Opera Australia – in its present expansionary phase – has hitched its wagon to a digital star in the form of a series of seven-metre-high LED screens. The future moves about on a busy automation system, thus creating a series of new dramatic spaces. Interviewed in the July 2019 issue of Opera magazine, Lyndon Terracini – now in his tenth year as artistic director – extolled the new technol ... (read more)

Get Adam and Eve out of Paradise

Book Talk 06 June 2019
Get Adam and Eve out of Paradise
Few people escape from publishing. Most people, once they get a foot in the door, stay put. Mary-Kay Wilmers has been working in the industry for more than fifty years. She began at Faber & Faber when the company was still dominated by ‘GLP’ (the ‘Greatest Living Poet’ himself, T.S. Eliot, much mentioned in Toby Faber’s epistolary history of Faber). Wilmers, co-founder of the London ... (read more)

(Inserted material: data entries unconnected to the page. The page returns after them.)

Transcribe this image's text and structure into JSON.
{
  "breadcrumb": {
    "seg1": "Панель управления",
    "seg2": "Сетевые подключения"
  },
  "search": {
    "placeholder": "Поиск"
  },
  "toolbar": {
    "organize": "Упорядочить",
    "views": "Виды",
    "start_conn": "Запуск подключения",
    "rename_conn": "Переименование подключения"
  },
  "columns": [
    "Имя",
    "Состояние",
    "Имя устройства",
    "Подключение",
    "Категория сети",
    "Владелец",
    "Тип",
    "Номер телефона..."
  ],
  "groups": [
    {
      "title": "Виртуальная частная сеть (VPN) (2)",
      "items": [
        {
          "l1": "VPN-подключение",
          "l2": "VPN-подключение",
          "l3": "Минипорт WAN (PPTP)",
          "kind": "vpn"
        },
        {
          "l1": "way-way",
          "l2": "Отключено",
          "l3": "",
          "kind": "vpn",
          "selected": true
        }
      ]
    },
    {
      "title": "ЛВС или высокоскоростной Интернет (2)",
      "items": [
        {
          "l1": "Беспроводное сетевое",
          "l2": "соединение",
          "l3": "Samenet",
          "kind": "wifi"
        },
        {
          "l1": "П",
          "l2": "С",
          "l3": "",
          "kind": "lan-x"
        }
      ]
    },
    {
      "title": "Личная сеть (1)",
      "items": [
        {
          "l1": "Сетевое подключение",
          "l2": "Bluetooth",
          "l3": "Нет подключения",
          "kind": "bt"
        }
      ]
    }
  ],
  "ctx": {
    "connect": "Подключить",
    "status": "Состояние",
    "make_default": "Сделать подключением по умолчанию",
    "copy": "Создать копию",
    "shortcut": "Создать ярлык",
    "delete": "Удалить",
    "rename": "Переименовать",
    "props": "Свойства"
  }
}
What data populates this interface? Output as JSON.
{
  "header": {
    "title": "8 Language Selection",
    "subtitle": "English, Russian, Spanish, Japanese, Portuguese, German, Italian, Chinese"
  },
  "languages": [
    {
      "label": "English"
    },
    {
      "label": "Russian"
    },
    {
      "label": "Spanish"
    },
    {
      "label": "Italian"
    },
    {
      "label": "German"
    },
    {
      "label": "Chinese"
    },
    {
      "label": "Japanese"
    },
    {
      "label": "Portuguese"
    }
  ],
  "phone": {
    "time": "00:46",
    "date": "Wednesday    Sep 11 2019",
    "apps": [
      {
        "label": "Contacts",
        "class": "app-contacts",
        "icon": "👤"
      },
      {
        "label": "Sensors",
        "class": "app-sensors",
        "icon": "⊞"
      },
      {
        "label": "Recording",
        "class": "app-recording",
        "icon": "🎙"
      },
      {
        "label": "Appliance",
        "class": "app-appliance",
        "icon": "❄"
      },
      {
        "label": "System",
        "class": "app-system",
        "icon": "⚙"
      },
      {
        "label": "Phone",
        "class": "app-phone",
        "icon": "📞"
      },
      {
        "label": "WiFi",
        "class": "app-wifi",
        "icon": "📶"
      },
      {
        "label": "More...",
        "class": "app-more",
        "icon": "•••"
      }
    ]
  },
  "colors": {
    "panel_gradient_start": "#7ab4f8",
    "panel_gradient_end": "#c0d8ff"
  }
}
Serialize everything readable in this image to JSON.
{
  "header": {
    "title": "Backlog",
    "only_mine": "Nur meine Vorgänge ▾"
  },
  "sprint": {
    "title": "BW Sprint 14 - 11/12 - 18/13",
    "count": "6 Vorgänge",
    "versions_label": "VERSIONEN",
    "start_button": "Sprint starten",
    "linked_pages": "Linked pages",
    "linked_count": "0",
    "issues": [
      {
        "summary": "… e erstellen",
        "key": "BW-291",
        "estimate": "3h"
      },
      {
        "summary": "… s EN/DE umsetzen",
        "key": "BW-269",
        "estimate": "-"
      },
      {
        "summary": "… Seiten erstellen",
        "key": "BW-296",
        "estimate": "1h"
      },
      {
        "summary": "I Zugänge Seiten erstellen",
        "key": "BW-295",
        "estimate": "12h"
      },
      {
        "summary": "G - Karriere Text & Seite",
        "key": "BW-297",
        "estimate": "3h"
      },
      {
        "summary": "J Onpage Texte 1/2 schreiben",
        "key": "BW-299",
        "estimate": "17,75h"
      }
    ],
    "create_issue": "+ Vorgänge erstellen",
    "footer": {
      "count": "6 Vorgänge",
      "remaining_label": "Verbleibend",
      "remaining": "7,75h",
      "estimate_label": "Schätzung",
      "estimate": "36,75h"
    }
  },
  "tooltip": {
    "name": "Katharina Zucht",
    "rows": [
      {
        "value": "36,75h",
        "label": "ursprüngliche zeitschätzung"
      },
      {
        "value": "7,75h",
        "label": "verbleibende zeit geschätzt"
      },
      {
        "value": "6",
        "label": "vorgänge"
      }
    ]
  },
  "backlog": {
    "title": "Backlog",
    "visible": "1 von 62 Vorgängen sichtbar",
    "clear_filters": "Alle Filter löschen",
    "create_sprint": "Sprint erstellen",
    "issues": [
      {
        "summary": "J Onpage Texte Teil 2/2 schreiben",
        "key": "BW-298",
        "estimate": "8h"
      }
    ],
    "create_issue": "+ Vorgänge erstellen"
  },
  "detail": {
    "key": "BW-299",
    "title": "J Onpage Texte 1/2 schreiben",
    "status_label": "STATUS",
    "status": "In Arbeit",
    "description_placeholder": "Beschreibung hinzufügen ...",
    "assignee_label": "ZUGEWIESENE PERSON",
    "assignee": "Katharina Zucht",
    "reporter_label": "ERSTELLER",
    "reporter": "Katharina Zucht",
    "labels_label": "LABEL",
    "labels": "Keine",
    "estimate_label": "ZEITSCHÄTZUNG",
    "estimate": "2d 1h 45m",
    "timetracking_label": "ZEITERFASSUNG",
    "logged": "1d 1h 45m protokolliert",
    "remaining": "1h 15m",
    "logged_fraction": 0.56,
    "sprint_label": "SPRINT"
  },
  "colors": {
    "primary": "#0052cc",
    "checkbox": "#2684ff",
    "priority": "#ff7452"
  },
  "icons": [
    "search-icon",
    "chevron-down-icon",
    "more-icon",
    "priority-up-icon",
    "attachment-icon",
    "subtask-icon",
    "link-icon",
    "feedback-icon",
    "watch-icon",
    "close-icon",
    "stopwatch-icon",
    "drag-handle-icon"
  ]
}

Peter Rose reviews 'My Life As Me: A memoir' by Barry Humphries

December 2002-January 2003, no. 247 01 December 2002
Peter Rose reviews 'My Life As Me: A memoir' by Barry Humphries
When Barry Humphries published his first volume of autobiography, many readers were left wanting ‘More, please’ – avid as gladdie-waving victims during one of his shows; voracious as the greedy polymath himself. After all, he had opened that comic triumph with a credible confession: ‘I always wanted more. I never had enough milk or money or socks or sex or holidays or first editions or sol ... (read more)

Rigoletto and Così Fan Tutte (Opera Australia)

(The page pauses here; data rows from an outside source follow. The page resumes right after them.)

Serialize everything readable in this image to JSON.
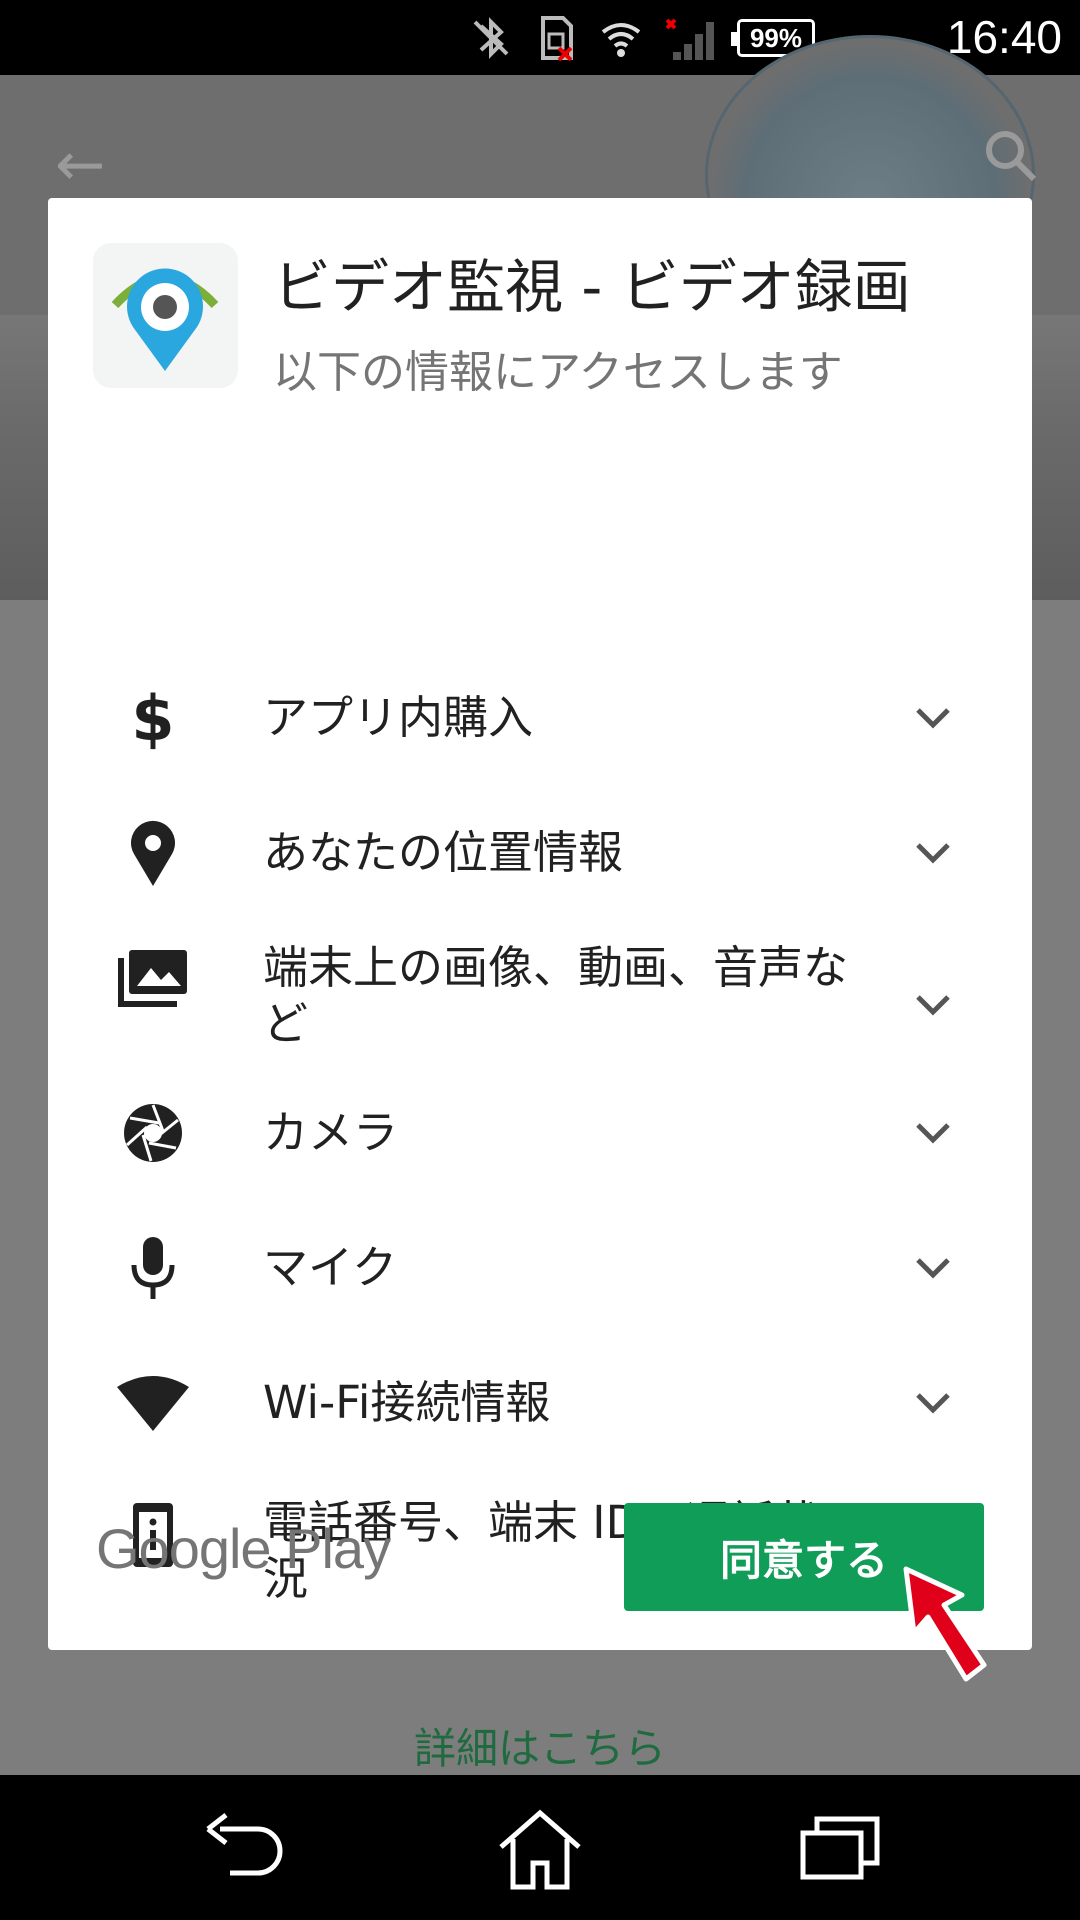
{
  "status_bar": {
    "battery": "99%",
    "time": "16:40",
    "icons": [
      "bluetooth-off-icon",
      "sim-missing-icon",
      "wifi-icon",
      "signal-icon",
      "battery-icon"
    ]
  },
  "background": {
    "details_link": "詳細はこちら"
  },
  "dialog": {
    "app_title": "ビデオ監視 - ビデオ録画",
    "subtitle": "以下の情報にアクセスします",
    "permissions": [
      {
        "label": "アプリ内購入",
        "icon": "dollar-icon"
      },
      {
        "label": "あなたの位置情報",
        "icon": "location-pin-icon"
      },
      {
        "label": "端末上の画像、動画、音声など",
        "icon": "photo-library-icon"
      },
      {
        "label": "カメラ",
        "icon": "camera-shutter-icon"
      },
      {
        "label": "マイク",
        "icon": "microphone-icon"
      },
      {
        "label": "Wi-Fi接続情報",
        "icon": "wifi-icon"
      },
      {
        "label": "電話番号、端末 ID、通話状況",
        "icon": "phone-info-icon"
      }
    ],
    "footer_logo": "Google Play",
    "agree_button": "同意する"
  },
  "colors": {
    "accent_green": "#0f9d58",
    "arrow_red": "#e0001a"
  }
}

ABR Arts 16 May 2019
Rigoletto and Così Fan Tutte (Opera Australia)
Dr Johnson famously defined opera as ‘an exotic and irrational entertainment’, and so it proved on the opening night of Opera Australia’s autumn season – at least until the curtain went up. Lights down, photography admonition underway, conductor due any moment, we became aware of a strange incident in the gloom, as a solitary figure – elderly, well-dressed, seated behind the conductor, c ... (read more)

Peter Rose reviews 'On David Malouf: Writers on Writers' by Nam Le

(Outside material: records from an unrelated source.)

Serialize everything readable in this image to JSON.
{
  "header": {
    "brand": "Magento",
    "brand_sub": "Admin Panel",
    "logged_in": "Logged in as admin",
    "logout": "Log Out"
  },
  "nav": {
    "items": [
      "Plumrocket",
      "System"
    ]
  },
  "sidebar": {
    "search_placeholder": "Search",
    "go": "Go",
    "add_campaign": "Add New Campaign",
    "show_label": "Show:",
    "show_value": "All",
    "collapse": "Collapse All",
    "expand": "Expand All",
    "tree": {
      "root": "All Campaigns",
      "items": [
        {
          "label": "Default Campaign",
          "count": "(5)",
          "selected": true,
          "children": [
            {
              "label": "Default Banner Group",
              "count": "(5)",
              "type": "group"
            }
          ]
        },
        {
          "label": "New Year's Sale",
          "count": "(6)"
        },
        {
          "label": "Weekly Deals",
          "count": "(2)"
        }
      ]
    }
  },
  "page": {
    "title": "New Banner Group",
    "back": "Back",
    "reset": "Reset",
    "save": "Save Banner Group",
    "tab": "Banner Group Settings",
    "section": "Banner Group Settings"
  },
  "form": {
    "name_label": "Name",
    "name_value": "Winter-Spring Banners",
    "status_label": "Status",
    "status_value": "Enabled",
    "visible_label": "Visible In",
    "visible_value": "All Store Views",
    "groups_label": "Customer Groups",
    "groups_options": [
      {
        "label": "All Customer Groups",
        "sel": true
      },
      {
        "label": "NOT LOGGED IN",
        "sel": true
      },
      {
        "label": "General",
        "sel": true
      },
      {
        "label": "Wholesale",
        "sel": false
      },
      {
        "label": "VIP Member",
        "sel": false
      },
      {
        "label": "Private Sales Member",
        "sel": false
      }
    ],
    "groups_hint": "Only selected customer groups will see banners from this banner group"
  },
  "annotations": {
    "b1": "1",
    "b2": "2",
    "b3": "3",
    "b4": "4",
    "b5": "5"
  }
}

May 2019, no. 411 30 April 2019
Peter Rose reviews 'On David Malouf: Writers on Writers' by Nam Le
For more than a decade the world has waited, patiently or disbelievingly, for a second book from Nam Le, author of The Boat (2008), a collection of seven tales that won the young Australian author acclaim throughout the world. Finally, it has arrived. A book-length essay running to about 15,000 words, it may not be what the ravenous world had in mind, but it is seriously interesting – interestin ... (read more)

Peter Rose reviews 'A Certain Style: Beatrice Davis: A Literary Life' by Jacqueline Kent

August 2001, no. 233 01 August 2001
Peter Rose reviews 'A Certain Style: Beatrice Davis: A Literary Life' by Jacqueline Kent
In September 2018, NewSouth published a new edition of A Certain Style. On a chilly evening in 1980, a stylish woman in her early seventies, wheezing slightly from a lifetime’s cigarettes, climbed a staircase just beneath the Harbour Bridge, entered a room full of book editors – young women mostly, university-educated, making their way in a newly feminised industry – and proceeded, in her c ... (read more)

Die Walküre, Act One (Melbourne Symphony Orchestra)

ABR Arts 27 August 2018
Die Walküre, Act One (Melbourne Symphony Orchestra)
Notwithstanding the riches that follow in the final two acts (Wotan’s Farewell, the Ride of the Valkyries, the Todesverkündigung), Act One of Richard Wagner’s Die Walküre offers perhaps the greatest hour of music in German opera. It is ideal for discrete, unstaged performances, and as we know from last week’s sensational WASO Tristan und Isolde in Perth, the pleasures of concert performanc ... (read more)